Exercise prompt - The response should be the records below, repeated exactly, with each picture left out.

:::::

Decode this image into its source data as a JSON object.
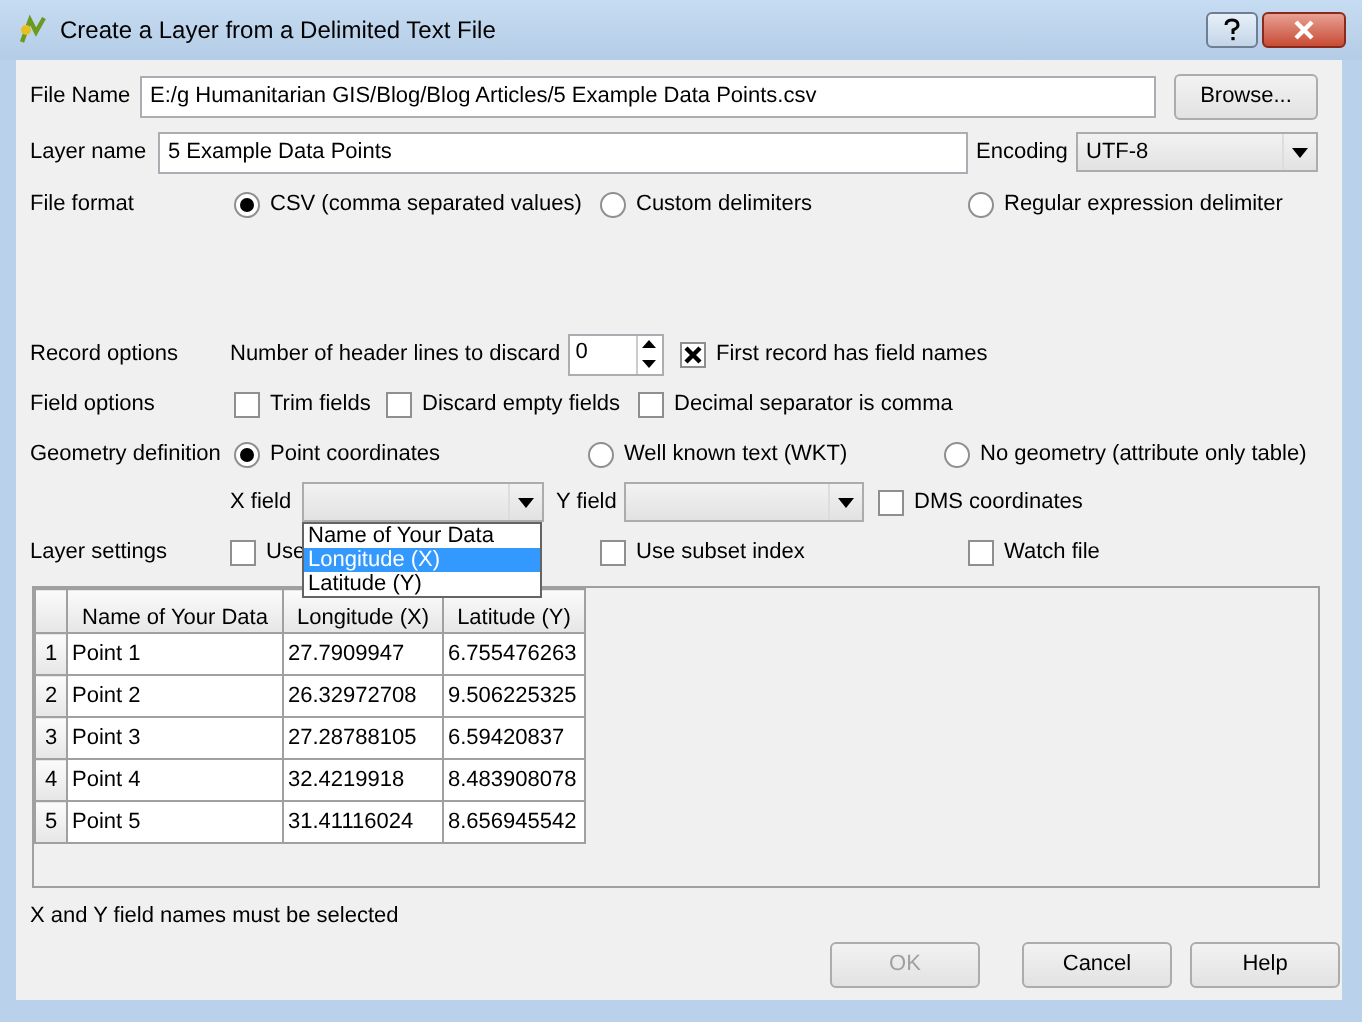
{
  "window": {
    "title": "Create a Layer from a Delimited Text File"
  },
  "file_name": {
    "label": "File Name",
    "value": "E:/g Humanitarian GIS/Blog/Blog Articles/5 Example Data Points.csv",
    "browse": "Browse..."
  },
  "layer_name": {
    "label": "Layer name",
    "value": "5 Example Data Points"
  },
  "encoding": {
    "label": "Encoding",
    "value": "UTF-8"
  },
  "file_format": {
    "label": "File format",
    "options": [
      {
        "label": "CSV (comma separated values)",
        "selected": true
      },
      {
        "label": "Custom delimiters",
        "selected": false
      },
      {
        "label": "Regular expression delimiter",
        "selected": false
      }
    ]
  },
  "record_options": {
    "label": "Record options",
    "header_lines_label": "Number of header lines to discard",
    "header_lines_value": "0",
    "first_record": {
      "label": "First record has field names",
      "checked": true
    }
  },
  "field_options": {
    "label": "Field options",
    "options": [
      {
        "label": "Trim fields",
        "checked": false
      },
      {
        "label": "Discard empty fields",
        "checked": false
      },
      {
        "label": "Decimal separator is comma",
        "checked": false
      }
    ]
  },
  "geometry": {
    "label": "Geometry definition",
    "options": [
      {
        "label": "Point coordinates",
        "selected": true
      },
      {
        "label": "Well known text (WKT)",
        "selected": false
      },
      {
        "label": "No geometry (attribute only table)",
        "selected": false
      }
    ]
  },
  "x_field": {
    "label": "X field"
  },
  "y_field": {
    "label": "Y field"
  },
  "dms": {
    "label": "DMS coordinates",
    "checked": false
  },
  "layer_settings": {
    "label": "Layer settings",
    "options": [
      {
        "label": "Use",
        "checked": false
      },
      {
        "label": "Use subset index",
        "checked": false
      },
      {
        "label": "Watch file",
        "checked": false
      }
    ]
  },
  "x_field_dropdown": {
    "items": [
      {
        "label": "Name of Your Data",
        "selected": false
      },
      {
        "label": "Longitude (X)",
        "selected": true
      },
      {
        "label": "Latitude (Y)",
        "selected": false
      }
    ]
  },
  "table": {
    "columns": [
      "Name of Your Data",
      "Longitude (X)",
      "Latitude (Y)"
    ],
    "rows": [
      {
        "number": "1",
        "cells": [
          "Point 1",
          "27.7909947",
          "6.755476263"
        ]
      },
      {
        "number": "2",
        "cells": [
          "Point 2",
          "26.32972708",
          "9.506225325"
        ]
      },
      {
        "number": "3",
        "cells": [
          "Point 3",
          "27.28788105",
          "6.59420837"
        ]
      },
      {
        "number": "4",
        "cells": [
          "Point 4",
          "32.4219918",
          "8.483908078"
        ]
      },
      {
        "number": "5",
        "cells": [
          "Point 5",
          "31.41116024",
          "8.656945542"
        ]
      }
    ]
  },
  "status": "X and Y field names must be selected",
  "buttons": [
    {
      "label": "OK",
      "disabled": true
    },
    {
      "label": "Cancel",
      "disabled": false
    },
    {
      "label": "Help",
      "disabled": false
    }
  ]
}
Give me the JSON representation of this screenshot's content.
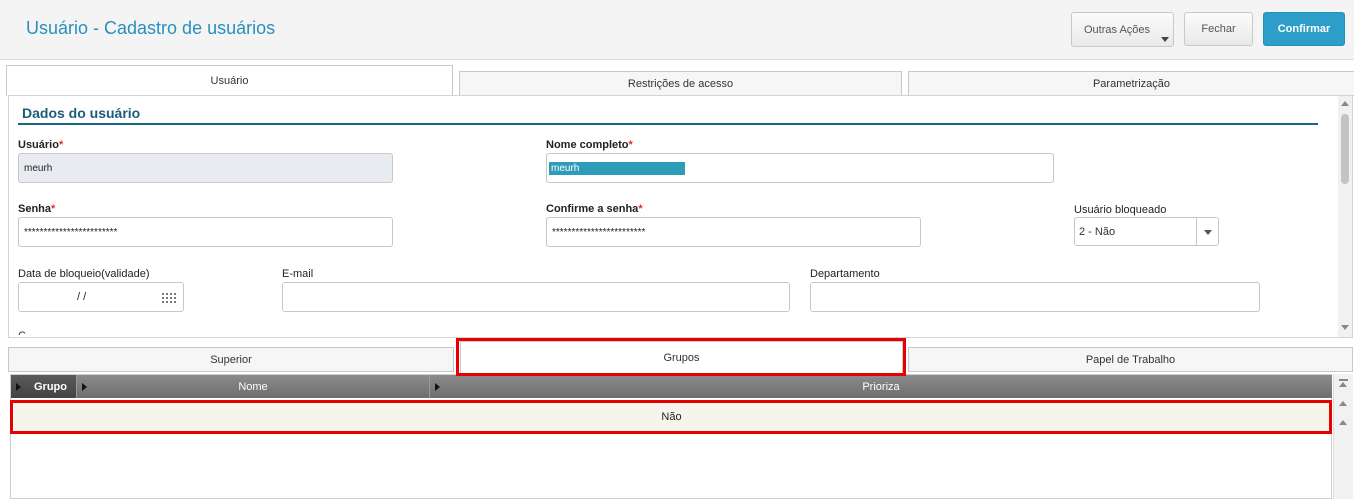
{
  "header": {
    "title": "Usuário - Cadastro de usuários",
    "buttons": {
      "outras_acoes": "Outras Ações",
      "fechar": "Fechar",
      "confirmar": "Confirmar"
    }
  },
  "top_tabs": [
    "Usuário",
    "Restrições de acesso",
    "Parametrização"
  ],
  "section": {
    "title": "Dados do usuário"
  },
  "fields": {
    "usuario": {
      "label": "Usuário",
      "value": "meurh",
      "required": "*"
    },
    "nome_completo": {
      "label": "Nome completo",
      "value": "meurh",
      "required": "*"
    },
    "senha": {
      "label": "Senha",
      "value": "************************",
      "required": "*"
    },
    "confirme_senha": {
      "label": "Confirme a senha",
      "value": "************************",
      "required": "*"
    },
    "usuario_bloqueado": {
      "label": "Usuário bloqueado",
      "value": "2 - Não"
    },
    "data_bloqueio": {
      "label": "Data de bloqueio(validade)",
      "value": "/ /"
    },
    "email": {
      "label": "E-mail",
      "value": ""
    },
    "departamento": {
      "label": "Departamento",
      "value": ""
    },
    "cut_label": "C"
  },
  "bottom_tabs": [
    "Superior",
    "Grupos",
    "Papel de Trabalho"
  ],
  "grid": {
    "columns": [
      "Grupo",
      "Nome",
      "Prioriza"
    ],
    "rows": [
      {
        "grupo": "",
        "nome": "",
        "prioriza": "Não"
      }
    ]
  },
  "colors": {
    "accent": "#2c9ec9",
    "title": "#2a8fbd",
    "section": "#1a5c7a",
    "required": "#e12d2d",
    "highlight": "#e60000"
  },
  "icons": {
    "dropdown": "chevron-down-icon",
    "calendar": "calendar-icon",
    "column_marker": "triangle-right-icon"
  }
}
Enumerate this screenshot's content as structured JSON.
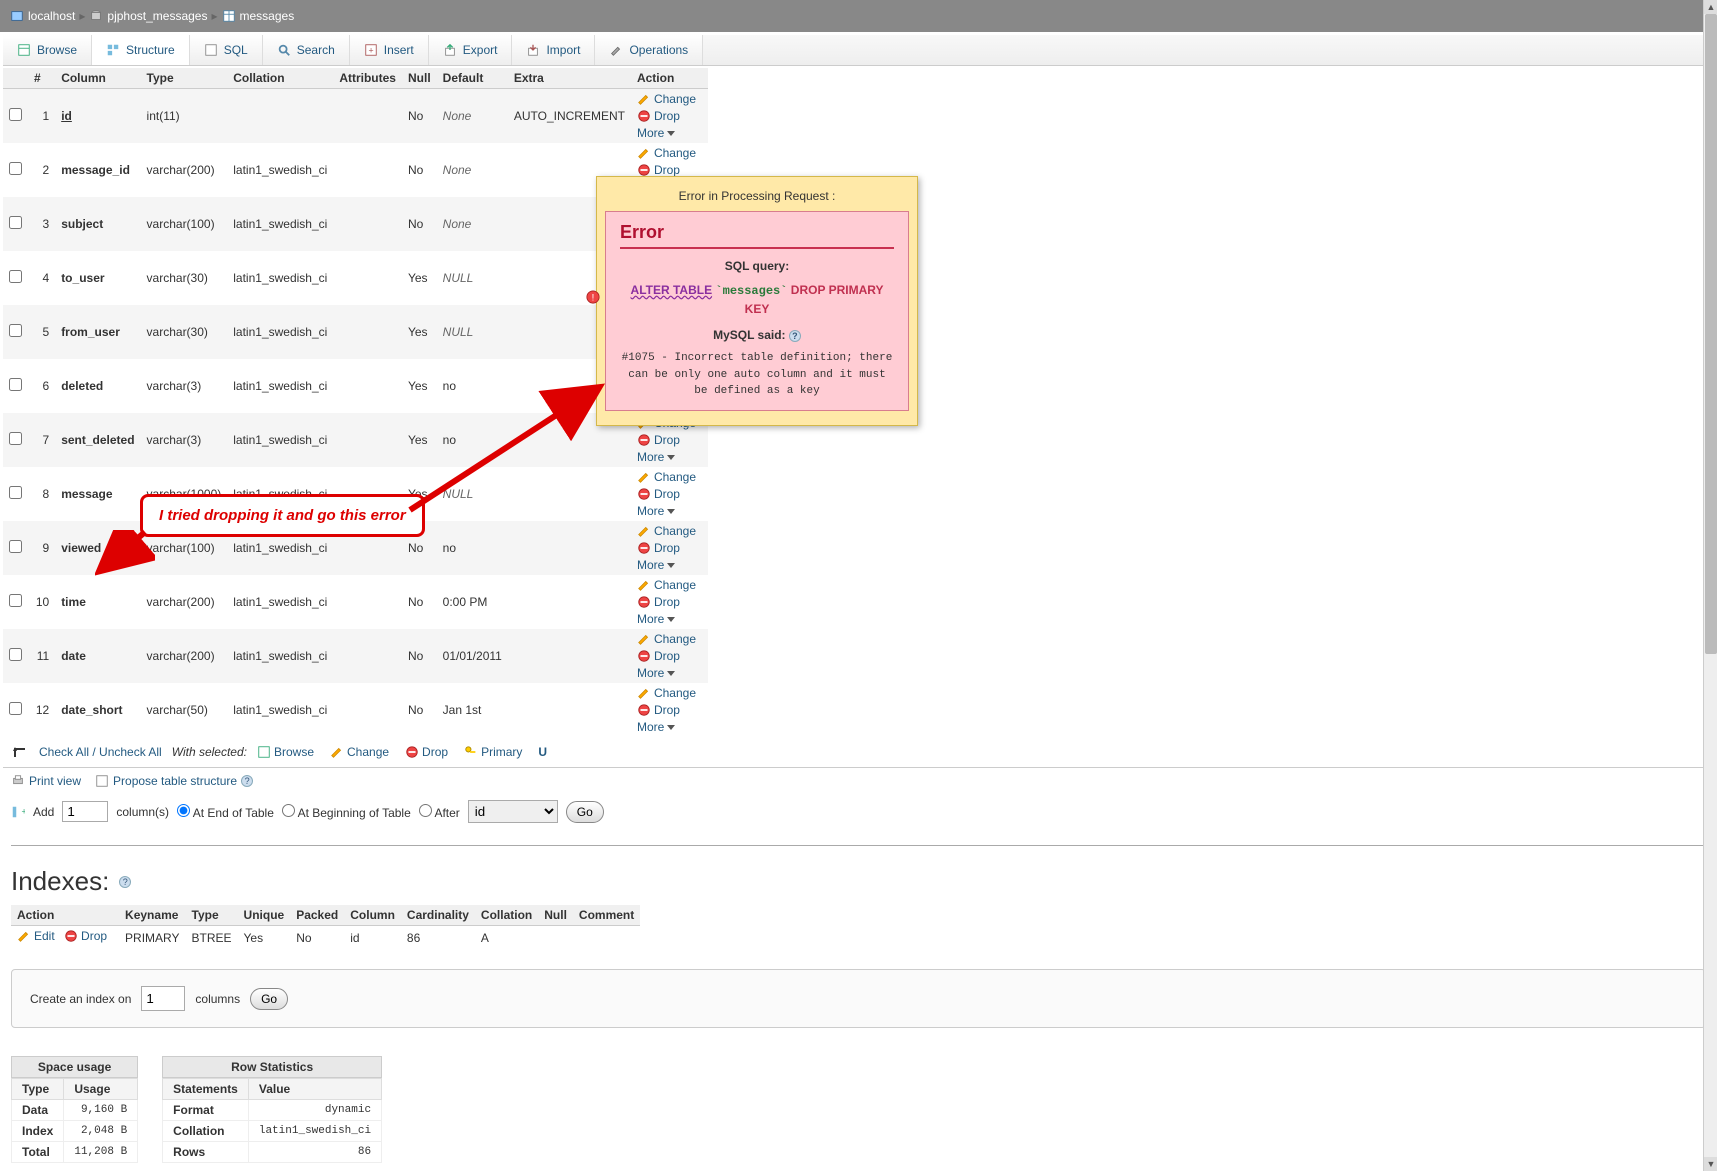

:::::

Response to this task -
Decode this image into its source data as a JSON object.
{
  "window": {
    "title": "Create a Layer from a Delimited Text File"
  },
  "file_name": {
    "label": "File Name",
    "value": "E:/g Humanitarian GIS/Blog/Blog Articles/5 Example Data Points.csv",
    "browse": "Browse..."
  },
  "layer_name": {
    "label": "Layer name",
    "value": "5 Example Data Points"
  },
  "encoding": {
    "label": "Encoding",
    "value": "UTF-8"
  },
  "file_format": {
    "label": "File format",
    "options": [
      {
        "label": "CSV (comma separated values)",
        "selected": true
      },
      {
        "label": "Custom delimiters",
        "selected": false
      },
      {
        "label": "Regular expression delimiter",
        "selected": false
      }
    ]
  },
  "record_options": {
    "label": "Record options",
    "header_lines_label": "Number of header lines to discard",
    "header_lines_value": "0",
    "first_record": {
      "label": "First record has field names",
      "checked": true
    }
  },
  "field_options": {
    "label": "Field options",
    "options": [
      {
        "label": "Trim fields",
        "checked": false
      },
      {
        "label": "Discard empty fields",
        "checked": false
      },
      {
        "label": "Decimal separator is comma",
        "checked": false
      }
    ]
  },
  "geometry": {
    "label": "Geometry definition",
    "options": [
      {
        "label": "Point coordinates",
        "selected": true
      },
      {
        "label": "Well known text (WKT)",
        "selected": false
      },
      {
        "label": "No geometry (attribute only table)",
        "selected": false
      }
    ]
  },
  "x_field": {
    "label": "X field"
  },
  "y_field": {
    "label": "Y field"
  },
  "dms": {
    "label": "DMS coordinates",
    "checked": false
  },
  "layer_settings": {
    "label": "Layer settings",
    "options": [
      {
        "label": "Use",
        "checked": false
      },
      {
        "label": "Use subset index",
        "checked": false
      },
      {
        "label": "Watch file",
        "checked": false
      }
    ]
  },
  "x_field_dropdown": {
    "items": [
      {
        "label": "Name of Your Data",
        "selected": false
      },
      {
        "label": "Longitude (X)",
        "selected": true
      },
      {
        "label": "Latitude (Y)",
        "selected": false
      }
    ]
  },
  "table": {
    "columns": [
      "Name of Your Data",
      "Longitude (X)",
      "Latitude (Y)"
    ],
    "rows": [
      {
        "number": "1",
        "cells": [
          "Point 1",
          "27.7909947",
          "6.755476263"
        ]
      },
      {
        "number": "2",
        "cells": [
          "Point 2",
          "26.32972708",
          "9.506225325"
        ]
      },
      {
        "number": "3",
        "cells": [
          "Point 3",
          "27.28788105",
          "6.59420837"
        ]
      },
      {
        "number": "4",
        "cells": [
          "Point 4",
          "32.4219918",
          "8.483908078"
        ]
      },
      {
        "number": "5",
        "cells": [
          "Point 5",
          "31.41116024",
          "8.656945542"
        ]
      }
    ]
  },
  "status": "X and Y field names must be selected",
  "buttons": [
    {
      "label": "OK",
      "disabled": true
    },
    {
      "label": "Cancel",
      "disabled": false
    },
    {
      "label": "Help",
      "disabled": false
    }
  ]
}
Give me the JSON representation of this screenshot's content.
{
  "header": {
    "title": "Usuário - Cadastro de usuários",
    "buttons": {
      "outras_acoes": "Outras Ações",
      "fechar": "Fechar",
      "confirmar": "Confirmar"
    }
  },
  "top_tabs": [
    "Usuário",
    "Restrições de acesso",
    "Parametrização"
  ],
  "section": {
    "title": "Dados do usuário"
  },
  "fields": {
    "usuario": {
      "label": "Usuário",
      "value": "meurh",
      "required": "*"
    },
    "nome_completo": {
      "label": "Nome completo",
      "value": "meurh",
      "required": "*"
    },
    "senha": {
      "label": "Senha",
      "value": "************************",
      "required": "*"
    },
    "confirme_senha": {
      "label": "Confirme a senha",
      "value": "************************",
      "required": "*"
    },
    "usuario_bloqueado": {
      "label": "Usuário bloqueado",
      "value": "2 - Não"
    },
    "data_bloqueio": {
      "label": "Data de bloqueio(validade)",
      "value": "/ /"
    },
    "email": {
      "label": "E-mail",
      "value": ""
    },
    "departamento": {
      "label": "Departamento",
      "value": ""
    },
    "cut_label": "C"
  },
  "bottom_tabs": [
    "Superior",
    "Grupos",
    "Papel de Trabalho"
  ],
  "grid": {
    "columns": [
      "Grupo",
      "Nome",
      "Prioriza"
    ],
    "rows": [
      {
        "grupo": "",
        "nome": "",
        "prioriza": "Não"
      }
    ]
  },
  "colors": {
    "accent": "#2c9ec9",
    "title": "#2a8fbd",
    "section": "#1a5c7a",
    "required": "#e12d2d",
    "highlight": "#e60000"
  },
  "icons": {
    "dropdown": "chevron-down-icon",
    "calendar": "calendar-icon",
    "column_marker": "triangle-right-icon"
  }
}
Enumerate this screenshot's content as structured JSON.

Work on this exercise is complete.